* Goal of the exercise
For each entry below, output it exactly as it stands.

Element data from apps and pages:
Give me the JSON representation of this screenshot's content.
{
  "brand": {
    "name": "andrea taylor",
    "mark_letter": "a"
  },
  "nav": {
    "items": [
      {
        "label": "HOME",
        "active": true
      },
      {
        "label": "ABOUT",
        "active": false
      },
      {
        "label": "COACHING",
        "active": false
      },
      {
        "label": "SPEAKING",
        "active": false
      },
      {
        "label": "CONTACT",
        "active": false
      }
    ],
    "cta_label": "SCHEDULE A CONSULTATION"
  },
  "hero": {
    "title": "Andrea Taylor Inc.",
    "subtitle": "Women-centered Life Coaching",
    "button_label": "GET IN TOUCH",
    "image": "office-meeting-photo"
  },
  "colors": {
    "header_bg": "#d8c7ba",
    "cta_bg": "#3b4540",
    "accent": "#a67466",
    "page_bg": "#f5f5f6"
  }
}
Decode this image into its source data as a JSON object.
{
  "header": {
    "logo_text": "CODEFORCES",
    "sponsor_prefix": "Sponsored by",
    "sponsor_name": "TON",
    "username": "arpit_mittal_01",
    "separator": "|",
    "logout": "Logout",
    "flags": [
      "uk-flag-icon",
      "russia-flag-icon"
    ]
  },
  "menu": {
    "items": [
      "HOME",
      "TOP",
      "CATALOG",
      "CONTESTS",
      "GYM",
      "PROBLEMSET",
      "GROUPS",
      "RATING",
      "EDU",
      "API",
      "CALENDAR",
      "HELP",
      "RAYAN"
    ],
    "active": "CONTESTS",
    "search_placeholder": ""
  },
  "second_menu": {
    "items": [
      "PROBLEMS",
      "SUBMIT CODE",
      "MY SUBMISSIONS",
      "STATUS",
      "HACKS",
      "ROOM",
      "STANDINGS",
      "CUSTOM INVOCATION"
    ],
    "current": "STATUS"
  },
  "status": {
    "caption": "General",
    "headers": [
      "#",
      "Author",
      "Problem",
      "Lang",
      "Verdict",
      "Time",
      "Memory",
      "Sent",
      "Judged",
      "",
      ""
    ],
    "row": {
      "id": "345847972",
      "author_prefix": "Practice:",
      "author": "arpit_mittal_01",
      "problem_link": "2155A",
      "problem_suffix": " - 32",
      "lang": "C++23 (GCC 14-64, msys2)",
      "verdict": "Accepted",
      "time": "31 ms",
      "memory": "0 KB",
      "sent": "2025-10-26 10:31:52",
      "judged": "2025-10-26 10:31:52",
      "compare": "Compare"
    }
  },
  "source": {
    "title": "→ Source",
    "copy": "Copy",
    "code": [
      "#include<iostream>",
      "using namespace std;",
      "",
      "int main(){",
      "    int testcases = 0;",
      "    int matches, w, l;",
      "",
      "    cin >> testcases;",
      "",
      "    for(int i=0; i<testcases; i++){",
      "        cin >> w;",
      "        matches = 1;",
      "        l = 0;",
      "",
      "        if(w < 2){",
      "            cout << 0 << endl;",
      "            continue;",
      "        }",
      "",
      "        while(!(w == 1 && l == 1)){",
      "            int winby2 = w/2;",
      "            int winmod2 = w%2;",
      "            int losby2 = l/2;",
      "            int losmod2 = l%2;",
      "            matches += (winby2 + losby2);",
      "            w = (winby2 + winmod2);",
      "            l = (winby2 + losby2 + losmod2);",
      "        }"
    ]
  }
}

* Answer for the task
Give me the JSON representation of this screenshot's content.
{
  "brand": {
    "name": "andrea taylor",
    "mark_letter": "a"
  },
  "nav": {
    "items": [
      {
        "label": "HOME",
        "active": true
      },
      {
        "label": "ABOUT",
        "active": false
      },
      {
        "label": "COACHING",
        "active": false
      },
      {
        "label": "SPEAKING",
        "active": false
      },
      {
        "label": "CONTACT",
        "active": false
      }
    ],
    "cta_label": "SCHEDULE A CONSULTATION"
  },
  "hero": {
    "title": "Andrea Taylor Inc.",
    "subtitle": "Women-centered Life Coaching",
    "button_label": "GET IN TOUCH",
    "image": "office-meeting-photo"
  },
  "colors": {
    "header_bg": "#d8c7ba",
    "cta_bg": "#3b4540",
    "accent": "#a67466",
    "page_bg": "#f5f5f6"
  }
}
Decode this image into its source data as a JSON object.
{
  "header": {
    "logo_text": "CODEFORCES",
    "sponsor_prefix": "Sponsored by",
    "sponsor_name": "TON",
    "username": "arpit_mittal_01",
    "separator": "|",
    "logout": "Logout",
    "flags": [
      "uk-flag-icon",
      "russia-flag-icon"
    ]
  },
  "menu": {
    "items": [
      "HOME",
      "TOP",
      "CATALOG",
      "CONTESTS",
      "GYM",
      "PROBLEMSET",
      "GROUPS",
      "RATING",
      "EDU",
      "API",
      "CALENDAR",
      "HELP",
      "RAYAN"
    ],
    "active": "CONTESTS",
    "search_placeholder": ""
  },
  "second_menu": {
    "items": [
      "PROBLEMS",
      "SUBMIT CODE",
      "MY SUBMISSIONS",
      "STATUS",
      "HACKS",
      "ROOM",
      "STANDINGS",
      "CUSTOM INVOCATION"
    ],
    "current": "STATUS"
  },
  "status": {
    "caption": "General",
    "headers": [
      "#",
      "Author",
      "Problem",
      "Lang",
      "Verdict",
      "Time",
      "Memory",
      "Sent",
      "Judged",
      "",
      ""
    ],
    "row": {
      "id": "345847972",
      "author_prefix": "Practice:",
      "author": "arpit_mittal_01",
      "problem_link": "2155A",
      "problem_suffix": " - 32",
      "lang": "C++23 (GCC 14-64, msys2)",
      "verdict": "Accepted",
      "time": "31 ms",
      "memory": "0 KB",
      "sent": "2025-10-26 10:31:52",
      "judged": "2025-10-26 10:31:52",
      "compare": "Compare"
    }
  },
  "source": {
    "title": "→ Source",
    "copy": "Copy",
    "code": [
      "#include<iostream>",
      "using namespace std;",
      "",
      "int main(){",
      "    int testcases = 0;",
      "    int matches, w, l;",
      "",
      "    cin >> testcases;",
      "",
      "    for(int i=0; i<testcases; i++){",
      "        cin >> w;",
      "        matches = 1;",
      "        l = 0;",
      "",
      "        if(w < 2){",
      "            cout << 0 << endl;",
      "            continue;",
      "        }",
      "",
      "        while(!(w == 1 && l == 1)){",
      "            int winby2 = w/2;",
      "            int winmod2 = w%2;",
      "            int losby2 = l/2;",
      "            int losmod2 = l%2;",
      "            matches += (winby2 + losby2);",
      "            w = (winby2 + winmod2);",
      "            l = (winby2 + losby2 + losmod2);",
      "        }"
    ]
  }
}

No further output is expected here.